EXERCISE MATERIAL:
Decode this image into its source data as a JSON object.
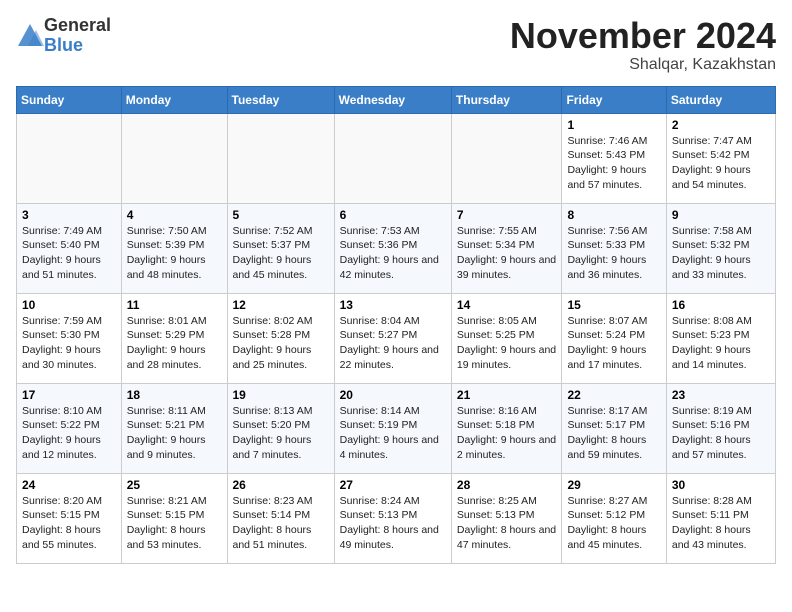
{
  "header": {
    "logo_general": "General",
    "logo_blue": "Blue",
    "month": "November 2024",
    "location": "Shalqar, Kazakhstan"
  },
  "days_of_week": [
    "Sunday",
    "Monday",
    "Tuesday",
    "Wednesday",
    "Thursday",
    "Friday",
    "Saturday"
  ],
  "weeks": [
    [
      {
        "day": "",
        "sunrise": "",
        "sunset": "",
        "daylight": ""
      },
      {
        "day": "",
        "sunrise": "",
        "sunset": "",
        "daylight": ""
      },
      {
        "day": "",
        "sunrise": "",
        "sunset": "",
        "daylight": ""
      },
      {
        "day": "",
        "sunrise": "",
        "sunset": "",
        "daylight": ""
      },
      {
        "day": "",
        "sunrise": "",
        "sunset": "",
        "daylight": ""
      },
      {
        "day": "1",
        "sunrise": "Sunrise: 7:46 AM",
        "sunset": "Sunset: 5:43 PM",
        "daylight": "Daylight: 9 hours and 57 minutes."
      },
      {
        "day": "2",
        "sunrise": "Sunrise: 7:47 AM",
        "sunset": "Sunset: 5:42 PM",
        "daylight": "Daylight: 9 hours and 54 minutes."
      }
    ],
    [
      {
        "day": "3",
        "sunrise": "Sunrise: 7:49 AM",
        "sunset": "Sunset: 5:40 PM",
        "daylight": "Daylight: 9 hours and 51 minutes."
      },
      {
        "day": "4",
        "sunrise": "Sunrise: 7:50 AM",
        "sunset": "Sunset: 5:39 PM",
        "daylight": "Daylight: 9 hours and 48 minutes."
      },
      {
        "day": "5",
        "sunrise": "Sunrise: 7:52 AM",
        "sunset": "Sunset: 5:37 PM",
        "daylight": "Daylight: 9 hours and 45 minutes."
      },
      {
        "day": "6",
        "sunrise": "Sunrise: 7:53 AM",
        "sunset": "Sunset: 5:36 PM",
        "daylight": "Daylight: 9 hours and 42 minutes."
      },
      {
        "day": "7",
        "sunrise": "Sunrise: 7:55 AM",
        "sunset": "Sunset: 5:34 PM",
        "daylight": "Daylight: 9 hours and 39 minutes."
      },
      {
        "day": "8",
        "sunrise": "Sunrise: 7:56 AM",
        "sunset": "Sunset: 5:33 PM",
        "daylight": "Daylight: 9 hours and 36 minutes."
      },
      {
        "day": "9",
        "sunrise": "Sunrise: 7:58 AM",
        "sunset": "Sunset: 5:32 PM",
        "daylight": "Daylight: 9 hours and 33 minutes."
      }
    ],
    [
      {
        "day": "10",
        "sunrise": "Sunrise: 7:59 AM",
        "sunset": "Sunset: 5:30 PM",
        "daylight": "Daylight: 9 hours and 30 minutes."
      },
      {
        "day": "11",
        "sunrise": "Sunrise: 8:01 AM",
        "sunset": "Sunset: 5:29 PM",
        "daylight": "Daylight: 9 hours and 28 minutes."
      },
      {
        "day": "12",
        "sunrise": "Sunrise: 8:02 AM",
        "sunset": "Sunset: 5:28 PM",
        "daylight": "Daylight: 9 hours and 25 minutes."
      },
      {
        "day": "13",
        "sunrise": "Sunrise: 8:04 AM",
        "sunset": "Sunset: 5:27 PM",
        "daylight": "Daylight: 9 hours and 22 minutes."
      },
      {
        "day": "14",
        "sunrise": "Sunrise: 8:05 AM",
        "sunset": "Sunset: 5:25 PM",
        "daylight": "Daylight: 9 hours and 19 minutes."
      },
      {
        "day": "15",
        "sunrise": "Sunrise: 8:07 AM",
        "sunset": "Sunset: 5:24 PM",
        "daylight": "Daylight: 9 hours and 17 minutes."
      },
      {
        "day": "16",
        "sunrise": "Sunrise: 8:08 AM",
        "sunset": "Sunset: 5:23 PM",
        "daylight": "Daylight: 9 hours and 14 minutes."
      }
    ],
    [
      {
        "day": "17",
        "sunrise": "Sunrise: 8:10 AM",
        "sunset": "Sunset: 5:22 PM",
        "daylight": "Daylight: 9 hours and 12 minutes."
      },
      {
        "day": "18",
        "sunrise": "Sunrise: 8:11 AM",
        "sunset": "Sunset: 5:21 PM",
        "daylight": "Daylight: 9 hours and 9 minutes."
      },
      {
        "day": "19",
        "sunrise": "Sunrise: 8:13 AM",
        "sunset": "Sunset: 5:20 PM",
        "daylight": "Daylight: 9 hours and 7 minutes."
      },
      {
        "day": "20",
        "sunrise": "Sunrise: 8:14 AM",
        "sunset": "Sunset: 5:19 PM",
        "daylight": "Daylight: 9 hours and 4 minutes."
      },
      {
        "day": "21",
        "sunrise": "Sunrise: 8:16 AM",
        "sunset": "Sunset: 5:18 PM",
        "daylight": "Daylight: 9 hours and 2 minutes."
      },
      {
        "day": "22",
        "sunrise": "Sunrise: 8:17 AM",
        "sunset": "Sunset: 5:17 PM",
        "daylight": "Daylight: 8 hours and 59 minutes."
      },
      {
        "day": "23",
        "sunrise": "Sunrise: 8:19 AM",
        "sunset": "Sunset: 5:16 PM",
        "daylight": "Daylight: 8 hours and 57 minutes."
      }
    ],
    [
      {
        "day": "24",
        "sunrise": "Sunrise: 8:20 AM",
        "sunset": "Sunset: 5:15 PM",
        "daylight": "Daylight: 8 hours and 55 minutes."
      },
      {
        "day": "25",
        "sunrise": "Sunrise: 8:21 AM",
        "sunset": "Sunset: 5:15 PM",
        "daylight": "Daylight: 8 hours and 53 minutes."
      },
      {
        "day": "26",
        "sunrise": "Sunrise: 8:23 AM",
        "sunset": "Sunset: 5:14 PM",
        "daylight": "Daylight: 8 hours and 51 minutes."
      },
      {
        "day": "27",
        "sunrise": "Sunrise: 8:24 AM",
        "sunset": "Sunset: 5:13 PM",
        "daylight": "Daylight: 8 hours and 49 minutes."
      },
      {
        "day": "28",
        "sunrise": "Sunrise: 8:25 AM",
        "sunset": "Sunset: 5:13 PM",
        "daylight": "Daylight: 8 hours and 47 minutes."
      },
      {
        "day": "29",
        "sunrise": "Sunrise: 8:27 AM",
        "sunset": "Sunset: 5:12 PM",
        "daylight": "Daylight: 8 hours and 45 minutes."
      },
      {
        "day": "30",
        "sunrise": "Sunrise: 8:28 AM",
        "sunset": "Sunset: 5:11 PM",
        "daylight": "Daylight: 8 hours and 43 minutes."
      }
    ]
  ]
}
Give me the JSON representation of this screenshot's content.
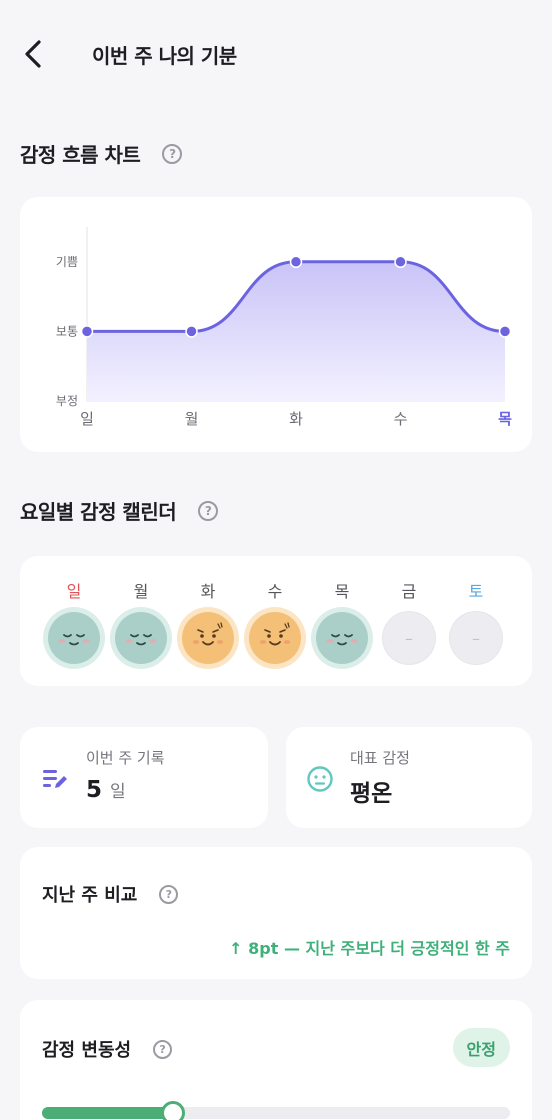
{
  "header": {
    "title": "이번 주 나의 기분"
  },
  "chart_section": {
    "title": "감정 흐름 차트",
    "help": "?"
  },
  "chart_data": {
    "type": "area",
    "categories": [
      "일",
      "월",
      "화",
      "수",
      "목"
    ],
    "values": [
      2,
      2,
      3,
      3,
      2
    ],
    "y_levels": [
      "부정",
      "보통",
      "기쁨"
    ],
    "ylim": [
      1,
      3.5
    ],
    "highlight_category": "목",
    "colors": {
      "line": "#6c63e0",
      "fill_top": "#c9c4f7",
      "fill_bottom": "#f3f1ff",
      "highlight": "#6c63e0"
    }
  },
  "calendar_section": {
    "title": "요일별 감정 캘린더",
    "help": "?",
    "days": [
      {
        "label": "일",
        "mood": "calm",
        "color": "#e0555a"
      },
      {
        "label": "월",
        "mood": "calm",
        "color": "#55555c"
      },
      {
        "label": "화",
        "mood": "happy",
        "color": "#55555c"
      },
      {
        "label": "수",
        "mood": "happy",
        "color": "#55555c"
      },
      {
        "label": "목",
        "mood": "calm",
        "color": "#55555c"
      },
      {
        "label": "금",
        "mood": "empty",
        "color": "#55555c"
      },
      {
        "label": "토",
        "mood": "empty",
        "color": "#5aa7e0"
      }
    ],
    "empty_symbol": "–"
  },
  "stats": {
    "record": {
      "label": "이번 주 기록",
      "value": "5",
      "unit": "일"
    },
    "emotion": {
      "label": "대표 감정",
      "value": "평온"
    }
  },
  "compare": {
    "title": "지난 주 비교",
    "help": "?",
    "result": "↑ 8pt — 지난 주보다 더 긍정적인 한 주",
    "color": "#3fb07a"
  },
  "variability": {
    "title": "감정 변동성",
    "help": "?",
    "badge": "안정",
    "level": 0.28,
    "colors": {
      "badge_bg": "#dff3e8",
      "badge_text": "#3aa06f",
      "bar_fill": "#4cae77",
      "track": "#ececf1"
    }
  }
}
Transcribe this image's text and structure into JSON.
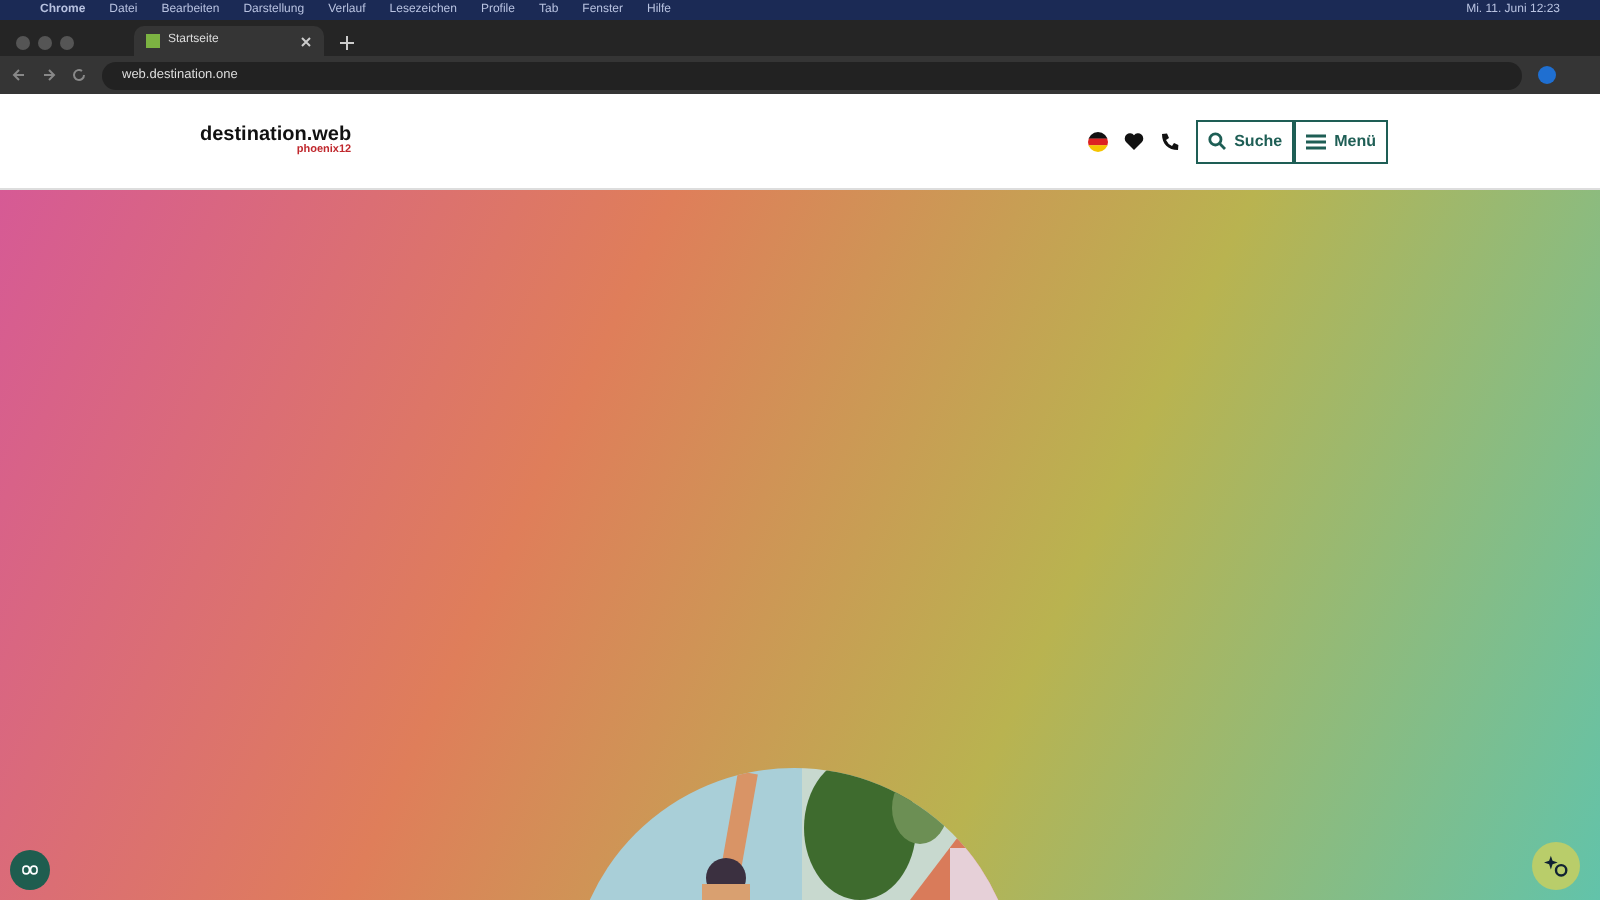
{
  "menu_bar": {
    "app": "Chrome",
    "items": [
      "Datei",
      "Bearbeiten",
      "Darstellung",
      "Verlauf",
      "Lesezeichen",
      "Profile",
      "Tab",
      "Fenster",
      "Hilfe"
    ],
    "clock": "Mi. 11. Juni 12:23"
  },
  "tabs": [
    {
      "title": "Startseite",
      "selected": true
    }
  ],
  "address_bar": {
    "url": "web.destination.one"
  },
  "site_header": {
    "logo": {
      "title": "destination.web",
      "subtitle": "phoenix12"
    },
    "search_button": "Suche",
    "menu_button": "Menü"
  }
}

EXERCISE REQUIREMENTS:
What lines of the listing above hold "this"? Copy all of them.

WRITTEN RESPONSE:
Decode this image into its source data as a JSON object.
Give me the JSON representation of this screenshot's content.
Transcribe this image's text and structure into JSON.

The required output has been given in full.